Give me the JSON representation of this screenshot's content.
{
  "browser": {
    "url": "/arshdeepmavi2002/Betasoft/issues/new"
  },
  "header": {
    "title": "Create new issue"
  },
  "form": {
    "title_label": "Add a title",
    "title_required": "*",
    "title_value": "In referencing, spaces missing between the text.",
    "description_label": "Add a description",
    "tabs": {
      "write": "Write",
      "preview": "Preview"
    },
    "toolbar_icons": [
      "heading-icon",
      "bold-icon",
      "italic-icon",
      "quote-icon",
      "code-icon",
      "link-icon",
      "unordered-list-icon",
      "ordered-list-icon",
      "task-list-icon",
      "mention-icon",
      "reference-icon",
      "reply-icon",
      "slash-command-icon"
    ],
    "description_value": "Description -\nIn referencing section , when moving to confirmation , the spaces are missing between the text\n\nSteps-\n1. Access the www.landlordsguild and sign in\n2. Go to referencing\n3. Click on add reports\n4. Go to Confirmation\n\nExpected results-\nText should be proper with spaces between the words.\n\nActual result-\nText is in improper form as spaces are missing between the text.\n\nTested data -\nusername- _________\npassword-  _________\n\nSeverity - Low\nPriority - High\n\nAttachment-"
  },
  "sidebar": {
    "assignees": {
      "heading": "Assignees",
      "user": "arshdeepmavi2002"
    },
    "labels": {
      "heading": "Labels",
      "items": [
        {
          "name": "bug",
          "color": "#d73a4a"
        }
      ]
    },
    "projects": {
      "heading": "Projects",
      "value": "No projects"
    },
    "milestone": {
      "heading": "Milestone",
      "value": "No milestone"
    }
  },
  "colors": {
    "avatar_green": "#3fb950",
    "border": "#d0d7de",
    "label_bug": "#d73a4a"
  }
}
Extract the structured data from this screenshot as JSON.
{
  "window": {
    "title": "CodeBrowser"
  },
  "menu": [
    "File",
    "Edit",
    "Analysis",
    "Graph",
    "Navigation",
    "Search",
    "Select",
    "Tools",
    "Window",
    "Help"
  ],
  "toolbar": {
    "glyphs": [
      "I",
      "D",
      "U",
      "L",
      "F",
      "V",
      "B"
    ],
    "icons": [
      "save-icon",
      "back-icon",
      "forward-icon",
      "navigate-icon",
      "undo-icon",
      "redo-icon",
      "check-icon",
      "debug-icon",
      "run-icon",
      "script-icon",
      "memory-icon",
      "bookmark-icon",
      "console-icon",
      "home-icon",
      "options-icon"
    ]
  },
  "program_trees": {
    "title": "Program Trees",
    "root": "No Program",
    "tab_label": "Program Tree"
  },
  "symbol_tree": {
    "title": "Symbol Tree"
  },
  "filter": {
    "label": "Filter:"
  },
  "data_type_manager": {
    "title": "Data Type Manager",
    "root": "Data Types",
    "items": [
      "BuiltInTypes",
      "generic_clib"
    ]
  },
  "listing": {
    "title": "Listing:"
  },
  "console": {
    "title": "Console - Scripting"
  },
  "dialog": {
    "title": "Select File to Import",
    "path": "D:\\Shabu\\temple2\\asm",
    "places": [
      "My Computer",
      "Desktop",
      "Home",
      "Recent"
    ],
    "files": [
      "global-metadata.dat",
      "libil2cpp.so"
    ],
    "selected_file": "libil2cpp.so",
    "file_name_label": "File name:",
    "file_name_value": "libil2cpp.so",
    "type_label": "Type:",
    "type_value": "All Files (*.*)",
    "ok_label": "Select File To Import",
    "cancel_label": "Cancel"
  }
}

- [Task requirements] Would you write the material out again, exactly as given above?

- [Task solution]
Give me the JSON representation of this screenshot's content.
{
  "browser": {
    "url": "/arshdeepmavi2002/Betasoft/issues/new"
  },
  "header": {
    "title": "Create new issue"
  },
  "form": {
    "title_label": "Add a title",
    "title_required": "*",
    "title_value": "In referencing, spaces missing between the text.",
    "description_label": "Add a description",
    "tabs": {
      "write": "Write",
      "preview": "Preview"
    },
    "toolbar_icons": [
      "heading-icon",
      "bold-icon",
      "italic-icon",
      "quote-icon",
      "code-icon",
      "link-icon",
      "unordered-list-icon",
      "ordered-list-icon",
      "task-list-icon",
      "mention-icon",
      "reference-icon",
      "reply-icon",
      "slash-command-icon"
    ],
    "description_value": "Description -\nIn referencing section , when moving to confirmation , the spaces are missing between the text\n\nSteps-\n1. Access the www.landlordsguild and sign in\n2. Go to referencing\n3. Click on add reports\n4. Go to Confirmation\n\nExpected results-\nText should be proper with spaces between the words.\n\nActual result-\nText is in improper form as spaces are missing between the text.\n\nTested data -\nusername- _________\npassword-  _________\n\nSeverity - Low\nPriority - High\n\nAttachment-"
  },
  "sidebar": {
    "assignees": {
      "heading": "Assignees",
      "user": "arshdeepmavi2002"
    },
    "labels": {
      "heading": "Labels",
      "items": [
        {
          "name": "bug",
          "color": "#d73a4a"
        }
      ]
    },
    "projects": {
      "heading": "Projects",
      "value": "No projects"
    },
    "milestone": {
      "heading": "Milestone",
      "value": "No milestone"
    }
  },
  "colors": {
    "avatar_green": "#3fb950",
    "border": "#d0d7de",
    "label_bug": "#d73a4a"
  }
}
Extract the structured data from this screenshot as JSON.
{
  "window": {
    "title": "CodeBrowser"
  },
  "menu": [
    "File",
    "Edit",
    "Analysis",
    "Graph",
    "Navigation",
    "Search",
    "Select",
    "Tools",
    "Window",
    "Help"
  ],
  "toolbar": {
    "glyphs": [
      "I",
      "D",
      "U",
      "L",
      "F",
      "V",
      "B"
    ],
    "icons": [
      "save-icon",
      "back-icon",
      "forward-icon",
      "navigate-icon",
      "undo-icon",
      "redo-icon",
      "check-icon",
      "debug-icon",
      "run-icon",
      "script-icon",
      "memory-icon",
      "bookmark-icon",
      "console-icon",
      "home-icon",
      "options-icon"
    ]
  },
  "program_trees": {
    "title": "Program Trees",
    "root": "No Program",
    "tab_label": "Program Tree"
  },
  "symbol_tree": {
    "title": "Symbol Tree"
  },
  "filter": {
    "label": "Filter:"
  },
  "data_type_manager": {
    "title": "Data Type Manager",
    "root": "Data Types",
    "items": [
      "BuiltInTypes",
      "generic_clib"
    ]
  },
  "listing": {
    "title": "Listing:"
  },
  "console": {
    "title": "Console - Scripting"
  },
  "dialog": {
    "title": "Select File to Import",
    "path": "D:\\Shabu\\temple2\\asm",
    "places": [
      "My Computer",
      "Desktop",
      "Home",
      "Recent"
    ],
    "files": [
      "global-metadata.dat",
      "libil2cpp.so"
    ],
    "selected_file": "libil2cpp.so",
    "file_name_label": "File name:",
    "file_name_value": "libil2cpp.so",
    "type_label": "Type:",
    "type_value": "All Files (*.*)",
    "ok_label": "Select File To Import",
    "cancel_label": "Cancel"
  }
}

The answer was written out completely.